[Islan temple photos to follow soon!]
Near the town of Sangkhlaburi three temples were flooded by the dam. Visible from the shore is Wat Wang Wiwekaram Gao, also known as Wat Samprasob. The top of the bell tower and the ubosot (ordination hall) is visible to this day.
Further from the town, Wat Somdet Gao survives on an island surrounded by forest. It has become something of a tourist attraction and is pictured above. If you like boat trips, it is a fun afternoon out but do remember to take sunscreen, drinking water, and mosquito repellant. The mosquitos that lie within the dark temple are fearsome!
The third temple, Wat Si Suwannaram Gao, belonged to a Thai-Karen tribe village. It can be seen when the water level falls during dry season.
"Gao" means old in Thai. All of the temples have new antecedents built on the hills nearby.
Khao Laem reservoir is 60km long and up to 25km wide, located approximately 380km north-west of Bangkok in Sangkhlaburi District, Kanchanaburi Province.
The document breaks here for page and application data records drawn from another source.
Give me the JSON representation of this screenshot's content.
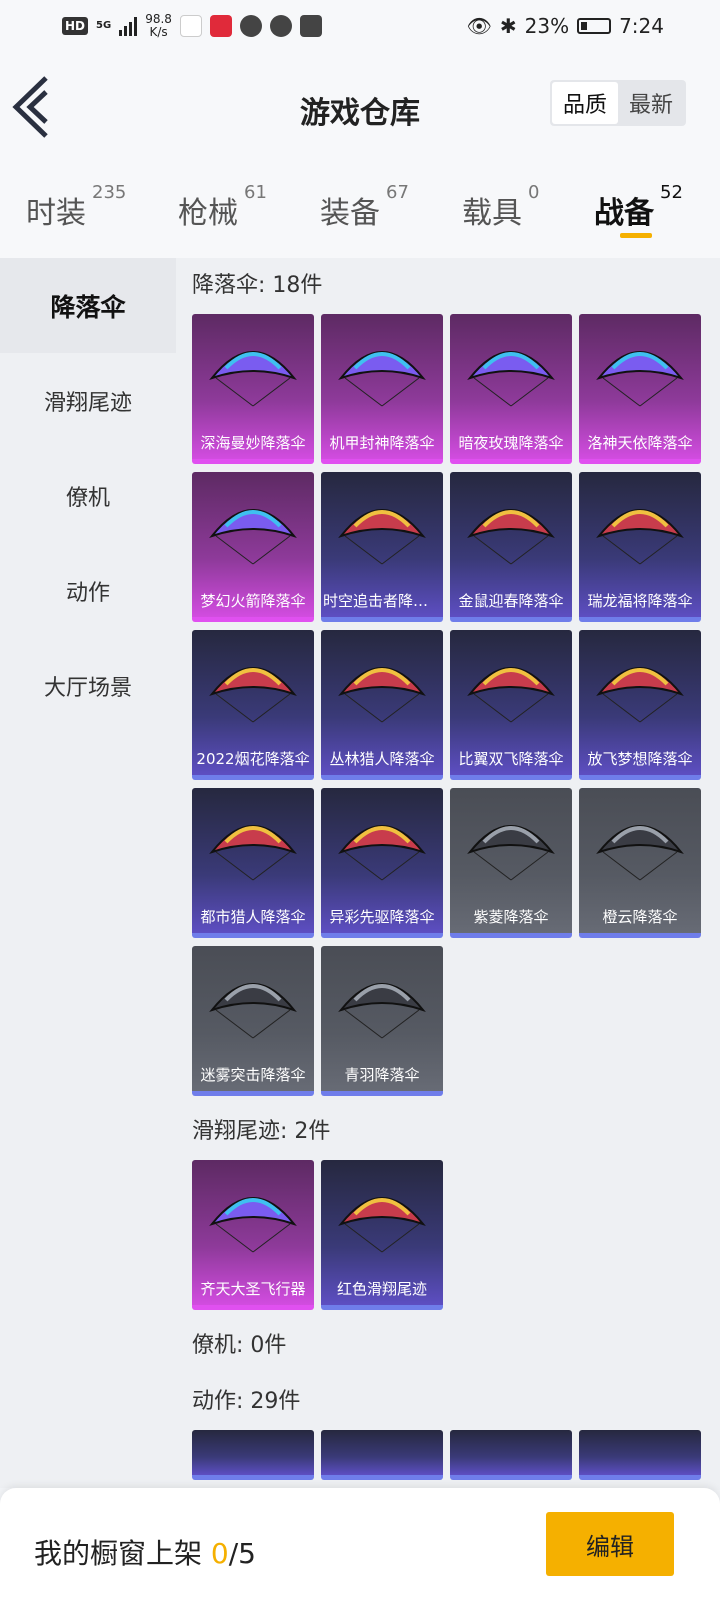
{
  "status_bar": {
    "hd": "HD",
    "network": "5G",
    "speed_value": "98.8",
    "speed_unit": "K/s",
    "battery": "23%",
    "time": "7:24"
  },
  "header": {
    "title": "游戏仓库",
    "sort_options": [
      "品质",
      "最新"
    ]
  },
  "tabs": [
    {
      "label": "时装",
      "count": "235"
    },
    {
      "label": "枪械",
      "count": "61"
    },
    {
      "label": "装备",
      "count": "67"
    },
    {
      "label": "载具",
      "count": "0"
    },
    {
      "label": "战备",
      "count": "52"
    }
  ],
  "sidebar": {
    "items": [
      "降落伞",
      "滑翔尾迹",
      "僚机",
      "动作",
      "大厅场景"
    ]
  },
  "sections": {
    "parachute": {
      "title": "降落伞: 18件",
      "items": [
        {
          "name": "深海曼妙降落伞",
          "rarity": "purple"
        },
        {
          "name": "机甲封神降落伞",
          "rarity": "purple"
        },
        {
          "name": "暗夜玫瑰降落伞",
          "rarity": "purple"
        },
        {
          "name": "洛神天依降落伞",
          "rarity": "purple"
        },
        {
          "name": "梦幻火箭降落伞",
          "rarity": "purple"
        },
        {
          "name": "时空追击者降落...",
          "rarity": "blue"
        },
        {
          "name": "金鼠迎春降落伞",
          "rarity": "blue"
        },
        {
          "name": "瑞龙福将降落伞",
          "rarity": "blue"
        },
        {
          "name": "2022烟花降落伞",
          "rarity": "blue"
        },
        {
          "name": "丛林猎人降落伞",
          "rarity": "blue"
        },
        {
          "name": "比翼双飞降落伞",
          "rarity": "blue"
        },
        {
          "name": "放飞梦想降落伞",
          "rarity": "blue"
        },
        {
          "name": "都市猎人降落伞",
          "rarity": "blue"
        },
        {
          "name": "异彩先驱降落伞",
          "rarity": "blue"
        },
        {
          "name": "紫菱降落伞",
          "rarity": "gray"
        },
        {
          "name": "橙云降落伞",
          "rarity": "gray"
        },
        {
          "name": "迷雾突击降落伞",
          "rarity": "gray"
        },
        {
          "name": "青羽降落伞",
          "rarity": "gray"
        }
      ]
    },
    "glide_trail": {
      "title": "滑翔尾迹: 2件",
      "items": [
        {
          "name": "齐天大圣飞行器",
          "rarity": "purple"
        },
        {
          "name": "红色滑翔尾迹",
          "rarity": "blue"
        }
      ]
    },
    "wingman": {
      "title": "僚机: 0件"
    },
    "emote": {
      "title": "动作: 29件"
    }
  },
  "bottom_bar": {
    "label": "我的橱窗上架",
    "count": "0",
    "total": "/5",
    "edit_label": "编辑"
  },
  "colors": {
    "accent": "#f5b000",
    "rarity_purple": "#e050f0",
    "rarity_blue": "#6f7dea"
  }
}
It was formed in 1984 by the creation of the Vajiralongkorn Dam (เขื่อนวชิราลงกรณ) which houses a 300MW hydroelectric power station. The crest length of the dam is 1019m and it is 92m high. It was the first concrete face rockfill dam (CFRD) in Thailand. Khao Laem reservoir's maximum storage capacity is 8,860 million cubic metres and the reservoir covers an area of 388 square kilometres. At the time of construction in 1980, the dam was considered by the World Bank to be one of the most difficult ever attempted (see https://australiangeomechanics.org/papers/slope-stabilisation-techniques-at-khao-laem-dam-river-kwae-thailand/ for details.)
The Khao Laem reservoir forms part of the Khao Laem National Park. It is situated on the north end of the Tenasserim Hills which stretch almost to Singapore. There are contiguous national parks north and south of Khao Laem which form the Western Forest Complex (which includes the Huai Kha Khaeng-Thing Yai World Heritage Site). The parks host important biodiversity and include:
"The globally threatened Plain-pouched Hornbill Aceros subruficollis. There is also an historical record of the globally vulnerable Brown-chested Jungle Flycatcher Rhinomyias brunneata from 1987. Two globally near-threatened species have also been recorded at the site, Great Hornbill Buceros bicornis and Oriental Darter Anhinga melanogaster, although neither have been regularly recorded in significant numbers. Khao Laem National Park also supports a number of species restricted species to the Indochinese Tropical Moist Forests (Biome 09). The site qualifies under criterion A3 because it supports 12 species restricted to the Indochinese Tropical Moist Forests (Biome 09)."
Non-bird biodiversity: Asian Elephant Elephas maximus (EN) Tiger Panthera tigris (EN) Southern Serow Capricornis sumatraensis (VU) Dhole Cuon alpinus (VU) East Asian Porcupine Hystrix brachyura (VU) Northern Pig-tailed Macaque Macaca leonina (VU) Plants Dipterocarpus gracilis (CR) Parashorea stellata (CR) Dipterocarpus alatus (EN) Aglaia perviridis (VU) Dipterocarpus retusus (VU) Hopea odorata (VU)
Reference and Sources:
BirdLife International (2021) Important Bird Areas factsheet: Khao Laem. Downloaded from http://www.birdlife.org on 25/10/2021.